**What the exercise asks:**
The string "true" may appear in lines of the listing. Report each line where it does.

**Data shown:**
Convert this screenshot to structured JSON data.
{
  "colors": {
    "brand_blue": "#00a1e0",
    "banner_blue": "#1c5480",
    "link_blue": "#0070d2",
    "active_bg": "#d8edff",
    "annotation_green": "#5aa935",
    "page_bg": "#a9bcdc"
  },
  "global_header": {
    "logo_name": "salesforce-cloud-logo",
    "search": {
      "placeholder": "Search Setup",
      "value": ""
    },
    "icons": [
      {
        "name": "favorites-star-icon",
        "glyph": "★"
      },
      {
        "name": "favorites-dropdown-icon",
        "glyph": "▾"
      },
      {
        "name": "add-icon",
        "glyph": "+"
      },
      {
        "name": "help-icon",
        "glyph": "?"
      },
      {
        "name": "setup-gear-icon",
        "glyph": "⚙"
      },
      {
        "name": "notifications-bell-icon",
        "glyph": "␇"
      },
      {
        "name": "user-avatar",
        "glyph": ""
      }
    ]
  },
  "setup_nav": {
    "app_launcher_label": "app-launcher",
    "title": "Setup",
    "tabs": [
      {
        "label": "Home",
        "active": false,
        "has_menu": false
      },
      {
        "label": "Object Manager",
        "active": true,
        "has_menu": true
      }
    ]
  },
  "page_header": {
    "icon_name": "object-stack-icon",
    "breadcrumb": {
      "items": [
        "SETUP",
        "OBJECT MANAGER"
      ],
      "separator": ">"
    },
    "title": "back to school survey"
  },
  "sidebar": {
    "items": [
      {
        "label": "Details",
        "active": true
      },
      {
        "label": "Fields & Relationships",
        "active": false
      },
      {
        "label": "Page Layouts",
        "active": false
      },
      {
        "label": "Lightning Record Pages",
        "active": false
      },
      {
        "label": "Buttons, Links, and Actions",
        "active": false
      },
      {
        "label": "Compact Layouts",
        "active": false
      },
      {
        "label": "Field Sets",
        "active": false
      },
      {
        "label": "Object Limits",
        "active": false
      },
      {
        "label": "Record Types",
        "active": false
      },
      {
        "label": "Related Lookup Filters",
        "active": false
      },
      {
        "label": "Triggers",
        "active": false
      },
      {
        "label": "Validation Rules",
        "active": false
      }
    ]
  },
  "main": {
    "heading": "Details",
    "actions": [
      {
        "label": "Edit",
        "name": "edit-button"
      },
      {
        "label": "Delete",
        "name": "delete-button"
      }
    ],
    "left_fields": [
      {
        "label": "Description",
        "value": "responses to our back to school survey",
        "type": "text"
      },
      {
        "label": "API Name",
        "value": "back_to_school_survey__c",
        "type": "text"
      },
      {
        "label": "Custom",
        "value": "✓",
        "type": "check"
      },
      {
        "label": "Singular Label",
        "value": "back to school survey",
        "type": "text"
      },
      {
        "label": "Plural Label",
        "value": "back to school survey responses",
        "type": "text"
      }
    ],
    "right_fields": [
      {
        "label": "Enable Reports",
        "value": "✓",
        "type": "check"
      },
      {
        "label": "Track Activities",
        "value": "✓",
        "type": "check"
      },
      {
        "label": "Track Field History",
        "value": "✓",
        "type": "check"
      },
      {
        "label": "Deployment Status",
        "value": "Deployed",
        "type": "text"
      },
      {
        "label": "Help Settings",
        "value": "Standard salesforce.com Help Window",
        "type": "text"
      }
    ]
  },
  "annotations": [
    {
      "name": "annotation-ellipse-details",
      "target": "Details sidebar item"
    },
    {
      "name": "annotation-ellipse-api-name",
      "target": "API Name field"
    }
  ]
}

**Answer section:**
        "active": true,
        "has_menu": true
        "active": true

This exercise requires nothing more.